◆ **ASSIGNMENT**: All of the data should be given again word for word, though the images are to be left out.

*** DATASET CONTENT ***

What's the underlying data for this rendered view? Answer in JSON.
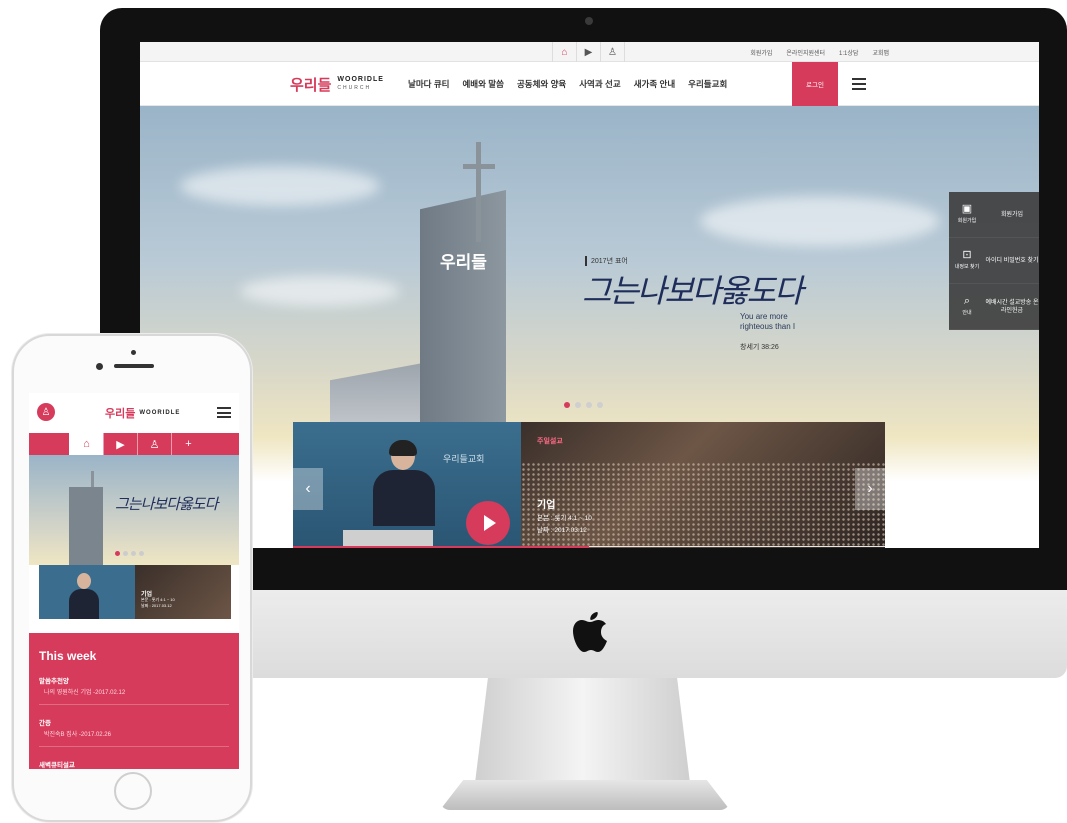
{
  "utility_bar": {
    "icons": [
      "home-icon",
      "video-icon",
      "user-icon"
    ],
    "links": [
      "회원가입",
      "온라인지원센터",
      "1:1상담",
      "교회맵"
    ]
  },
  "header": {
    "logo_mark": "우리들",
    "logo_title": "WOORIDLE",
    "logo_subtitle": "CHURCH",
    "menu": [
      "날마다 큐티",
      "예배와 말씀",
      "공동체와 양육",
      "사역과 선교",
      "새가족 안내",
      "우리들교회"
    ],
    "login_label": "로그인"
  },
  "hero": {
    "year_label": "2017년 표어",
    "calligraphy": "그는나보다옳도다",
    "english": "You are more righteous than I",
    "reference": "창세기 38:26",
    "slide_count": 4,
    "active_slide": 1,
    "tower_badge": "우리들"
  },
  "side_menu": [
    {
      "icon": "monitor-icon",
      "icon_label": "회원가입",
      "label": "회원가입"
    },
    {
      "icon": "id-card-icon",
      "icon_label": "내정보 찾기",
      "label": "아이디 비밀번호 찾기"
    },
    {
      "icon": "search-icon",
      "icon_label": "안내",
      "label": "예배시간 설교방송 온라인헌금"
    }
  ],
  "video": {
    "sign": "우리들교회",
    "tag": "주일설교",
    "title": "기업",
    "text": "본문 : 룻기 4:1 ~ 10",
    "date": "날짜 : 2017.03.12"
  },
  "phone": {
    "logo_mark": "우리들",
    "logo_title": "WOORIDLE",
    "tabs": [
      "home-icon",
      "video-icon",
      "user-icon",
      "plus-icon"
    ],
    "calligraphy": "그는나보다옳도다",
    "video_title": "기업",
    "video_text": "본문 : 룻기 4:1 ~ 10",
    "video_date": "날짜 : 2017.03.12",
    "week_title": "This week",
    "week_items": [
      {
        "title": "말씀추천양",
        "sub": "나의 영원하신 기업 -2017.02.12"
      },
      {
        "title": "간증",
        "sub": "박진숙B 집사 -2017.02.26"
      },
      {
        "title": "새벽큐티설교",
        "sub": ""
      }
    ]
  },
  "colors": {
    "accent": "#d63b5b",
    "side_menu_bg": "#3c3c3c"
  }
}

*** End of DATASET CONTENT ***

◆ **ANSWER TO THIS TASK**:
What's the underlying data for this rendered view? Answer in JSON.
{
  "utility_bar": {
    "icons": [
      "home-icon",
      "video-icon",
      "user-icon"
    ],
    "links": [
      "회원가입",
      "온라인지원센터",
      "1:1상담",
      "교회맵"
    ]
  },
  "header": {
    "logo_mark": "우리들",
    "logo_title": "WOORIDLE",
    "logo_subtitle": "CHURCH",
    "menu": [
      "날마다 큐티",
      "예배와 말씀",
      "공동체와 양육",
      "사역과 선교",
      "새가족 안내",
      "우리들교회"
    ],
    "login_label": "로그인"
  },
  "hero": {
    "year_label": "2017년 표어",
    "calligraphy": "그는나보다옳도다",
    "english": "You are more righteous than I",
    "reference": "창세기 38:26",
    "slide_count": 4,
    "active_slide": 1,
    "tower_badge": "우리들"
  },
  "side_menu": [
    {
      "icon": "monitor-icon",
      "icon_label": "회원가입",
      "label": "회원가입"
    },
    {
      "icon": "id-card-icon",
      "icon_label": "내정보 찾기",
      "label": "아이디 비밀번호 찾기"
    },
    {
      "icon": "search-icon",
      "icon_label": "안내",
      "label": "예배시간 설교방송 온라인헌금"
    }
  ],
  "video": {
    "sign": "우리들교회",
    "tag": "주일설교",
    "title": "기업",
    "text": "본문 : 룻기 4:1 ~ 10",
    "date": "날짜 : 2017.03.12"
  },
  "phone": {
    "logo_mark": "우리들",
    "logo_title": "WOORIDLE",
    "tabs": [
      "home-icon",
      "video-icon",
      "user-icon",
      "plus-icon"
    ],
    "calligraphy": "그는나보다옳도다",
    "video_title": "기업",
    "video_text": "본문 : 룻기 4:1 ~ 10",
    "video_date": "날짜 : 2017.03.12",
    "week_title": "This week",
    "week_items": [
      {
        "title": "말씀추천양",
        "sub": "나의 영원하신 기업 -2017.02.12"
      },
      {
        "title": "간증",
        "sub": "박진숙B 집사 -2017.02.26"
      },
      {
        "title": "새벽큐티설교",
        "sub": ""
      }
    ]
  },
  "colors": {
    "accent": "#d63b5b",
    "side_menu_bg": "#3c3c3c"
  }
}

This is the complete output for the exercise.